**Instructions to follow**
Which lines of the data hold the word "description"? Copy all of them.
::::
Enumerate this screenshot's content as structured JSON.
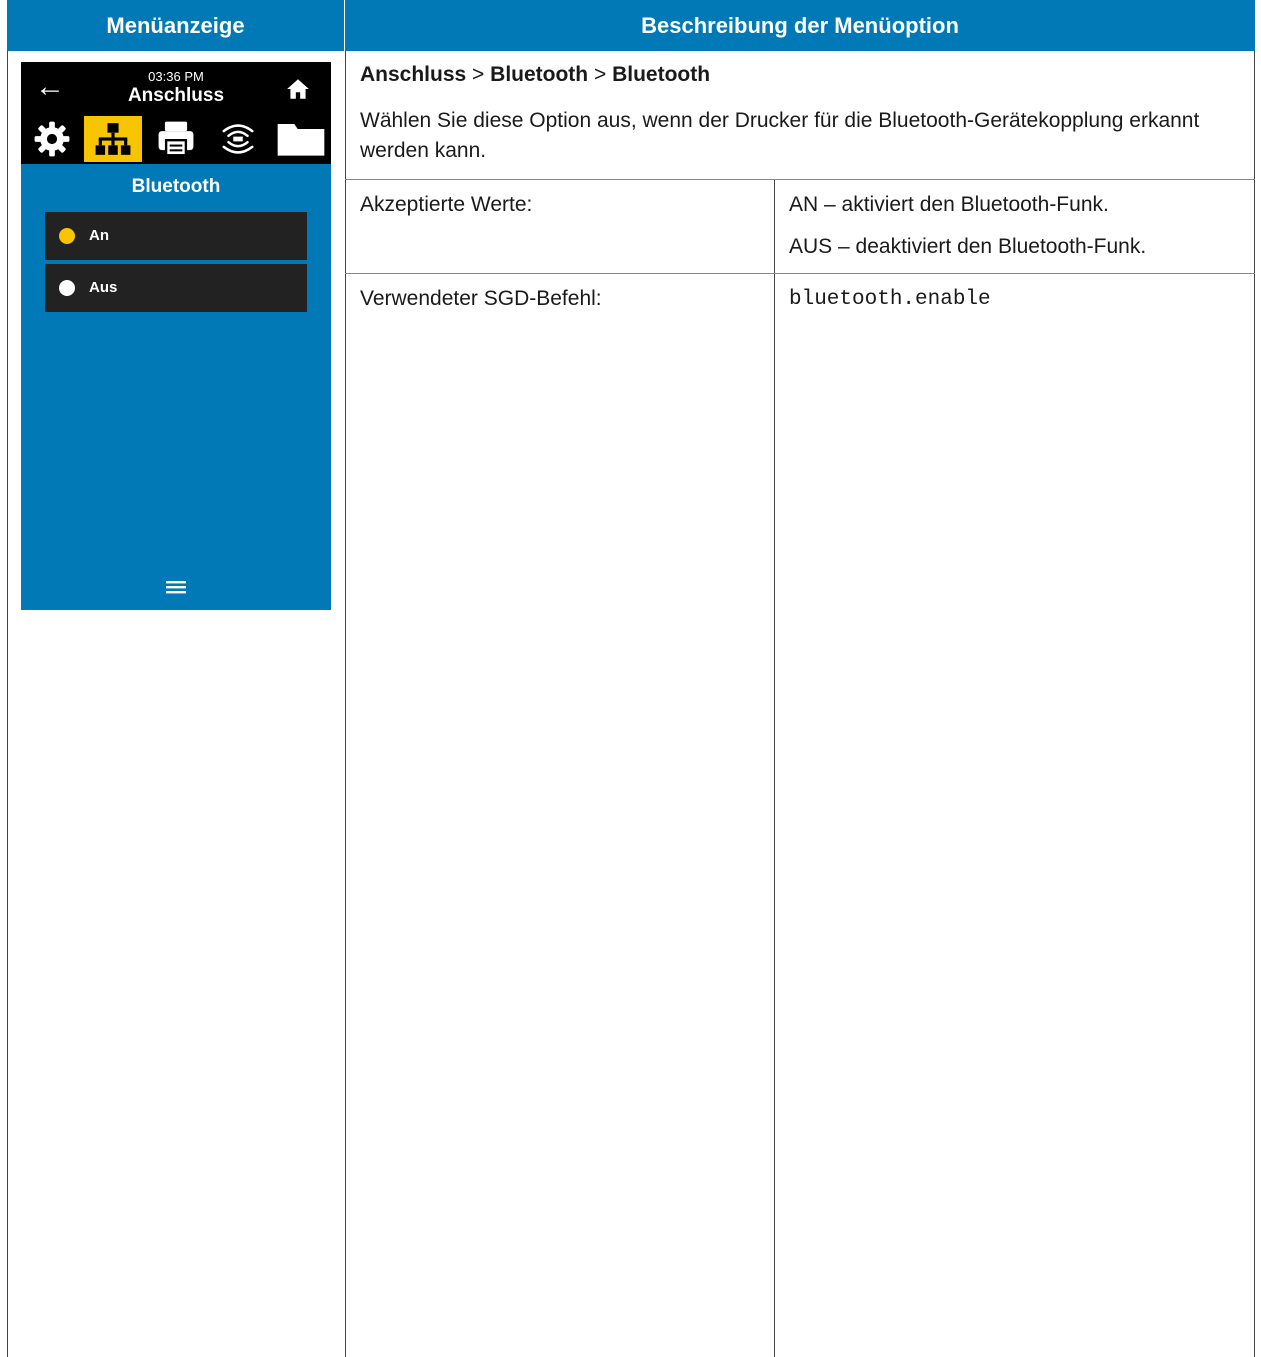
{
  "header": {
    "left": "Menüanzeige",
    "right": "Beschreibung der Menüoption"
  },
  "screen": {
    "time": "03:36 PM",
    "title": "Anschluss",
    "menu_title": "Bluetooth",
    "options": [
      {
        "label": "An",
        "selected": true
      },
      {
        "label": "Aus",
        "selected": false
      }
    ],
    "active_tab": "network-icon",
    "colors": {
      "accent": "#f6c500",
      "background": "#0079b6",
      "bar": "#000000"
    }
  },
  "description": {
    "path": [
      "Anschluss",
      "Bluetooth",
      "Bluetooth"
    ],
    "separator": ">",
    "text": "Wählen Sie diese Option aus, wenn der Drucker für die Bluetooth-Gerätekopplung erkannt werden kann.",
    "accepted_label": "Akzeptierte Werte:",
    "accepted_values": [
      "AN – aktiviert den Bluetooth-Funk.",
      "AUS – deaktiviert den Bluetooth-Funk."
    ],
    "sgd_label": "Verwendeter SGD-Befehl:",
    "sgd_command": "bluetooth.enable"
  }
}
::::
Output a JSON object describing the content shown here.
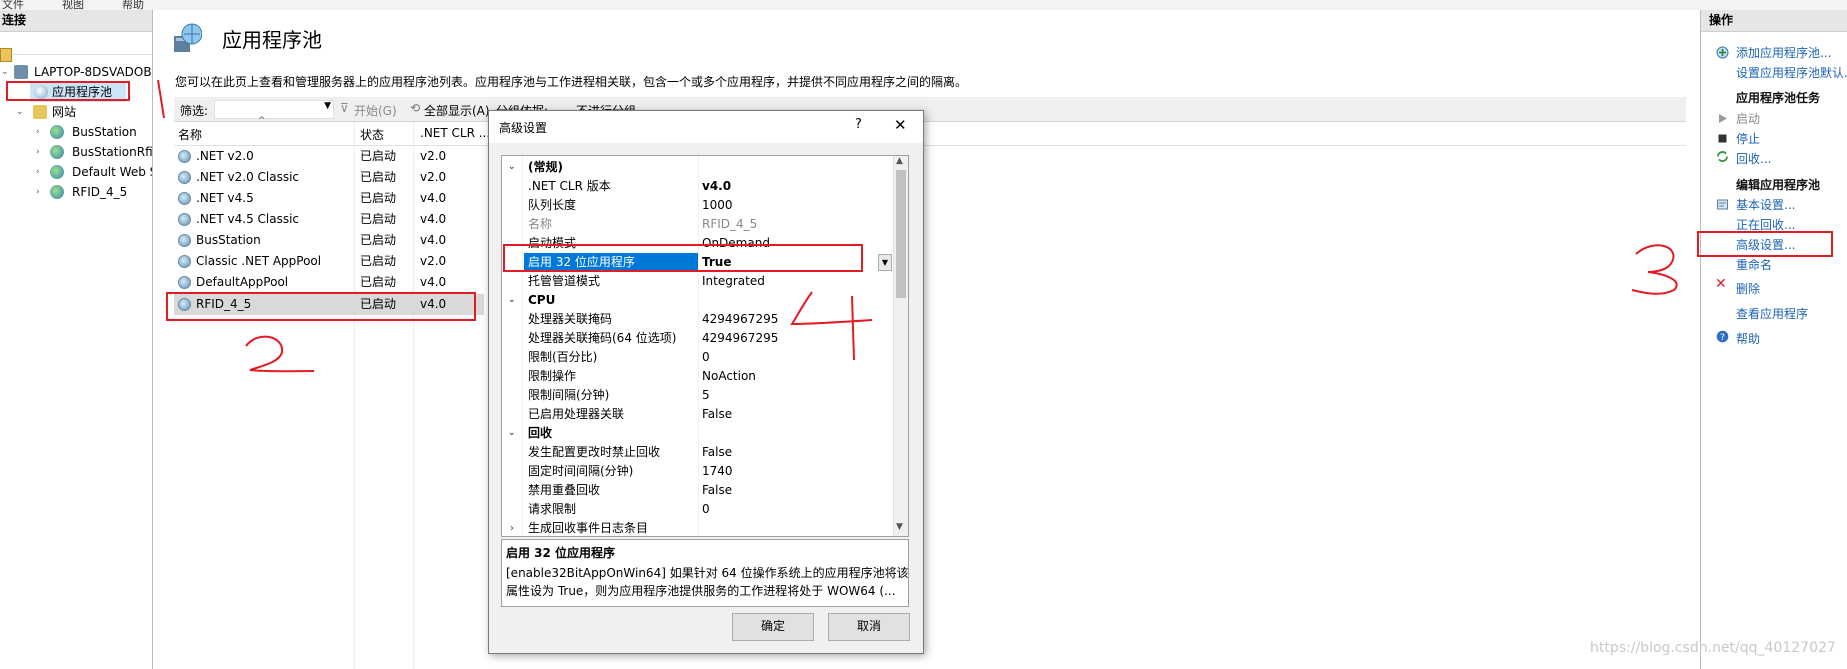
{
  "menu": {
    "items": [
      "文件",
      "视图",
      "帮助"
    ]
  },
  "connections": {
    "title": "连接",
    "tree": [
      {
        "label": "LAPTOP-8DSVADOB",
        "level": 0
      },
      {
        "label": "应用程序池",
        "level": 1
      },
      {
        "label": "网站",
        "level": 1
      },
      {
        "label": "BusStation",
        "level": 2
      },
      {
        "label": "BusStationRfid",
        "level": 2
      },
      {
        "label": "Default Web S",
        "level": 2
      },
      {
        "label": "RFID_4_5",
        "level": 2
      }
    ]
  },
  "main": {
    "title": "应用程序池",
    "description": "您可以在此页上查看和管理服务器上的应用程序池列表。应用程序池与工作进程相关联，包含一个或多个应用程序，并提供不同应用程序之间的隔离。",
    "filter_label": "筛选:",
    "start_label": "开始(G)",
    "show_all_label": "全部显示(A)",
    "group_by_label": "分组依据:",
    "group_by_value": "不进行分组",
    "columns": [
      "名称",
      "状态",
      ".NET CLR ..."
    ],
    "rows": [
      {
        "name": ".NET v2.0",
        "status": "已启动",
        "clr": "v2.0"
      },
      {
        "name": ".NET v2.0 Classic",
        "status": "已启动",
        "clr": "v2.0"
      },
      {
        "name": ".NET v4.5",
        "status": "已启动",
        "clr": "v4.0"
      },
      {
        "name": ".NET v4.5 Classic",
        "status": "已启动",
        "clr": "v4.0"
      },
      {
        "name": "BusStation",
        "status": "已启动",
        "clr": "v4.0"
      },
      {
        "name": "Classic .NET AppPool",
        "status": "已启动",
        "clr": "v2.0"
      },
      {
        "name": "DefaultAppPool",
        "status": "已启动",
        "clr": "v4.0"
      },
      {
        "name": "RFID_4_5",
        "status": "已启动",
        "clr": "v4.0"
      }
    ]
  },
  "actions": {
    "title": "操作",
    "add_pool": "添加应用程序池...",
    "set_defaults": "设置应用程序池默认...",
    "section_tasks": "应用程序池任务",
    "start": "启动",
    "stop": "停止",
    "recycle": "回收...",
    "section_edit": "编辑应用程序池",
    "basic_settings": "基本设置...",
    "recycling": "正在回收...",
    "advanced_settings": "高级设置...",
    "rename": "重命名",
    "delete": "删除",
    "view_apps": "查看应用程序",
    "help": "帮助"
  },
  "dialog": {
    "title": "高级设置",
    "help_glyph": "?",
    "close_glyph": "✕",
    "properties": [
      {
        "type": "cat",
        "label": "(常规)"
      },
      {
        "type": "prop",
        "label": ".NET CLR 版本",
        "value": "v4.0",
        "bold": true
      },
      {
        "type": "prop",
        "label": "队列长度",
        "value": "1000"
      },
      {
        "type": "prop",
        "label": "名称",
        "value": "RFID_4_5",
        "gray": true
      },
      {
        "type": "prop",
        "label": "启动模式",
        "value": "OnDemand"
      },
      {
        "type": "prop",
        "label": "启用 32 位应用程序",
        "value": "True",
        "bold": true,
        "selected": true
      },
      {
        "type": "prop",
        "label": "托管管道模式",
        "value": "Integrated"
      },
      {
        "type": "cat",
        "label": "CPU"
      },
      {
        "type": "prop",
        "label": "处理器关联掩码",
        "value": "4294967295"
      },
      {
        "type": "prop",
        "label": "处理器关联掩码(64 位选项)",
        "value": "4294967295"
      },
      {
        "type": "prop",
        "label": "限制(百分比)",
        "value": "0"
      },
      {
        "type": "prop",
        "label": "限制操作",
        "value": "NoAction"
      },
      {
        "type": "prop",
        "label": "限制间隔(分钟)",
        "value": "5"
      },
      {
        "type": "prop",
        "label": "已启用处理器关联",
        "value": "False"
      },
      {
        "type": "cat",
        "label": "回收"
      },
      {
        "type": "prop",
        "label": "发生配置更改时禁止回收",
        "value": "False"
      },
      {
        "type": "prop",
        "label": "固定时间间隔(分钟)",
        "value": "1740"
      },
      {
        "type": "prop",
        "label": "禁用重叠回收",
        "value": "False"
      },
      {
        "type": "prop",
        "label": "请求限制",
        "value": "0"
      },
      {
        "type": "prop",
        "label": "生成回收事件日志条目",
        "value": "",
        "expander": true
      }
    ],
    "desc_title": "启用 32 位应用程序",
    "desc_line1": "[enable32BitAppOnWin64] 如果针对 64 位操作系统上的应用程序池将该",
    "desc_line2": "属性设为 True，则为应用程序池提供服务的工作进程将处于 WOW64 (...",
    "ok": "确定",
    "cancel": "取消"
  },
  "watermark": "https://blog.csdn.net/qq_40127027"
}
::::
**Expected answer**
  "description": {
    "description": "您可以在此页上查看和管理服务器上的应用程序池列表。应用程序池与工作进程相关联，包含一个或多个应用程序，并提供不同应用程序之间的隔离。",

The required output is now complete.